Noise is a widespread threat in factories. Loud noise cause both physical and psychological stress, reduce productivity, interfere with communications and concentration, and even contribute to workplace accidents and injuries. Exposure to high noise levels may also cause trauma and permanent hearing loss.
The Hierarchy of Controls guide followed by occupational safety and health professionals determines effective ways to control industrial noise:
While elimination and substitution are the preferred methods for controlling noise, they are sometimes impossible in a real-world working environment. This brings us to engineering controls, which involve physical modifications to manage the threats or to reduce exposure to noise.
Developments in automation technology allow employees to operate machinery remotely from an acoustic control room.
An acoustic control room is a separate acoustically treated room that is practical for job activities such as product inspection or equipment monitoring stations. Employees spend a significant portion of their shift in the control room, which both isolates them from noise and provides relief from excessive noise.

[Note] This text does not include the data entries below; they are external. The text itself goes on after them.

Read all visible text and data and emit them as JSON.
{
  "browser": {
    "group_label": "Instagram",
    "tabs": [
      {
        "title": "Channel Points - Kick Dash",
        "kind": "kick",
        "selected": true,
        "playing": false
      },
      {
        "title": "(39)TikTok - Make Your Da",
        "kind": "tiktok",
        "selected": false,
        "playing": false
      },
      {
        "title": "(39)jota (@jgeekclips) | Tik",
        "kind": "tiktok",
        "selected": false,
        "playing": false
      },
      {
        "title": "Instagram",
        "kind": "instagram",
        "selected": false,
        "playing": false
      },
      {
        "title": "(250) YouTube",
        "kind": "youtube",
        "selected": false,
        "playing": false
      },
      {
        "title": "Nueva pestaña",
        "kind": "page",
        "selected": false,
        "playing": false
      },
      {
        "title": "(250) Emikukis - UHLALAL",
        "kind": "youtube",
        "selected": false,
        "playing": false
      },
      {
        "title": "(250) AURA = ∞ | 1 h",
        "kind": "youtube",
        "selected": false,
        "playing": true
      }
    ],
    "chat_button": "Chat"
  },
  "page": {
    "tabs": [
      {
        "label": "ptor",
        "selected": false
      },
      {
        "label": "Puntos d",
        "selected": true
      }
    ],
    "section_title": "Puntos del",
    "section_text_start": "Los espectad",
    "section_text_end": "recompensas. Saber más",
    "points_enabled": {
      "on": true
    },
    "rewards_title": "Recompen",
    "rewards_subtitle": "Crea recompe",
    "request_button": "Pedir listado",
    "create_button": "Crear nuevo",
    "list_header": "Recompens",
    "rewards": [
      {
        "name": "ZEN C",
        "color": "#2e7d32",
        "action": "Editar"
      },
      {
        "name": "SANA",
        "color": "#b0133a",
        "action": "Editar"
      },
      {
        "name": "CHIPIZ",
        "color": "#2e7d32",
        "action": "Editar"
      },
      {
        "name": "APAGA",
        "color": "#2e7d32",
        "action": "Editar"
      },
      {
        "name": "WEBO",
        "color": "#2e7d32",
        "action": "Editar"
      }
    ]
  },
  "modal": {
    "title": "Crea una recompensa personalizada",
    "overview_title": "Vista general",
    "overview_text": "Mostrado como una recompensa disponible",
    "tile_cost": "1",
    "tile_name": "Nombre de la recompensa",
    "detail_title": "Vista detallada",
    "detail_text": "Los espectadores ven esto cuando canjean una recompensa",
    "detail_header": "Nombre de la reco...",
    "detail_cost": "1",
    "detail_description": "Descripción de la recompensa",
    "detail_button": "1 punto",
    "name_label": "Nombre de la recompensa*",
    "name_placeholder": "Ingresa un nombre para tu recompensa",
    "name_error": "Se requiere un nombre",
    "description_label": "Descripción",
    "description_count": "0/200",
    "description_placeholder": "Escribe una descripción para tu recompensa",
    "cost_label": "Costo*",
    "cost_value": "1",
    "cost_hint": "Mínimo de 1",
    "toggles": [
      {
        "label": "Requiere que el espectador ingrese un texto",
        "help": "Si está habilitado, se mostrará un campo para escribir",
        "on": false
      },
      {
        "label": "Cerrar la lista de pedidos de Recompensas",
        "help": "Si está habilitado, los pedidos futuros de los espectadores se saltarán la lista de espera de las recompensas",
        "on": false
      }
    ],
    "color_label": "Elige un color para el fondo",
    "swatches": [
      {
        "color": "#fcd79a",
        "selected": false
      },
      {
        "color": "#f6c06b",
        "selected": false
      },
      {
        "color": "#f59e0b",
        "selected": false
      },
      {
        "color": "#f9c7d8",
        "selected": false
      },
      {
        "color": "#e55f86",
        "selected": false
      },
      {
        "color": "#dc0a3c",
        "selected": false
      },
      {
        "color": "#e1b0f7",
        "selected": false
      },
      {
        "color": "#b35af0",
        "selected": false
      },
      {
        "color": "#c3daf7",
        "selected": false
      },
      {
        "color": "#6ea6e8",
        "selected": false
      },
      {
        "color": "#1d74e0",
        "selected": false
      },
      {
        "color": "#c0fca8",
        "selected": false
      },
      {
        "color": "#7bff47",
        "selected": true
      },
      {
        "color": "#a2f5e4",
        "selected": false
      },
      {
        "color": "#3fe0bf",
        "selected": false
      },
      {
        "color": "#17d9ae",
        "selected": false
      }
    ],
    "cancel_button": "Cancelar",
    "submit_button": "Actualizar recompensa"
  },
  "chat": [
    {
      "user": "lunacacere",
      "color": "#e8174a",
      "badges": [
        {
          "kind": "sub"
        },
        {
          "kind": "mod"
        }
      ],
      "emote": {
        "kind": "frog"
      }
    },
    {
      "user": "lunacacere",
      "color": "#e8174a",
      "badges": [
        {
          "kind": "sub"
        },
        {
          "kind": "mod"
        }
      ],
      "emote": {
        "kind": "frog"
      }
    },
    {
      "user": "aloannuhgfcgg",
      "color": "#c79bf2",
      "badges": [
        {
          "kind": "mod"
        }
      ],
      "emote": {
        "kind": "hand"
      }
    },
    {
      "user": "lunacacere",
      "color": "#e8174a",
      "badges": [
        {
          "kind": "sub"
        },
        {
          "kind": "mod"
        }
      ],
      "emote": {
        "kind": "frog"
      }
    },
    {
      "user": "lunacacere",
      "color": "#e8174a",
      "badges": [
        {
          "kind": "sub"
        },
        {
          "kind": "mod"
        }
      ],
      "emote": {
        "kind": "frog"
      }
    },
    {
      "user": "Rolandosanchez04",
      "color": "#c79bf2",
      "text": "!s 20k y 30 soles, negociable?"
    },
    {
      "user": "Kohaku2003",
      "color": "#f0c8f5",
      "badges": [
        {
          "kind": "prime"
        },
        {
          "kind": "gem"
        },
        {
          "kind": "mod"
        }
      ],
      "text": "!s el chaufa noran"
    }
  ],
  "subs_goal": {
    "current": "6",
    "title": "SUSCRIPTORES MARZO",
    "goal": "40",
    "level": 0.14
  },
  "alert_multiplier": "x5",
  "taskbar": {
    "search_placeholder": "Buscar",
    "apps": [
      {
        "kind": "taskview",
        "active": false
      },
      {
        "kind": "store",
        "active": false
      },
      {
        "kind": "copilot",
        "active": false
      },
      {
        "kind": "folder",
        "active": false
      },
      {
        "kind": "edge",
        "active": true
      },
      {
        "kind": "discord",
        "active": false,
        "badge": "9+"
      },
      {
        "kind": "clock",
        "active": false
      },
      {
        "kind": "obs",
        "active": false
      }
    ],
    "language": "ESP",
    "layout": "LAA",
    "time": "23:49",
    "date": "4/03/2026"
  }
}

Areas like these can have engineering controls for risks, such as vibration, blast, chemicals, dust and heat.
If the source of the sound is a piece of equipment or machinery, can the mechanism be isolated in an insulated room or enclosure?
An acoustic enclosure is a closed engineering control that’s designed and built for reduction, minimisation, or attenuation of the noise generated by a piece of equipment. Using acoustic enclosures as an engineering control reduces noise up to 55 decibels or even 70 dB.
Acoustic enclosures form a box around the noisy apparatus and can include acoustic doors and windows, attenuated ventilation and cooling systems made from steel panels and noise absorbing material. Acoustic enclosures also have the option to be equipped with a vibration dampening system in the presence of structure-borne noise.
The advantage of an engineering control is the ability to avoid significant modifications to the noisy machine. Acoustic enclosures are also a long-term investment since they remain efficient over time – proper quality enclosures can last more than 25 years without maintenance.
Because any openings will allow noise to escape, each opening reduces the control room or enclosure’s acoustic performance. For this reason, penetrations must be carefully considered in the engineering process and conducted by an acoustic professional.
Ideally, sealing the acoustic enclosure achieves the best result. In reality, however, entirely securing an enclosure is not functional as openings are needed for operations.
Windows, doors, heating, ventilation and cooling systems, and any hatches must be designed and sealed according to the required acoustic performance to avoid sound leakage.
Silencers or attenuators are used for air inlets and outlets to stop noise from entering the working area through the ventilation system.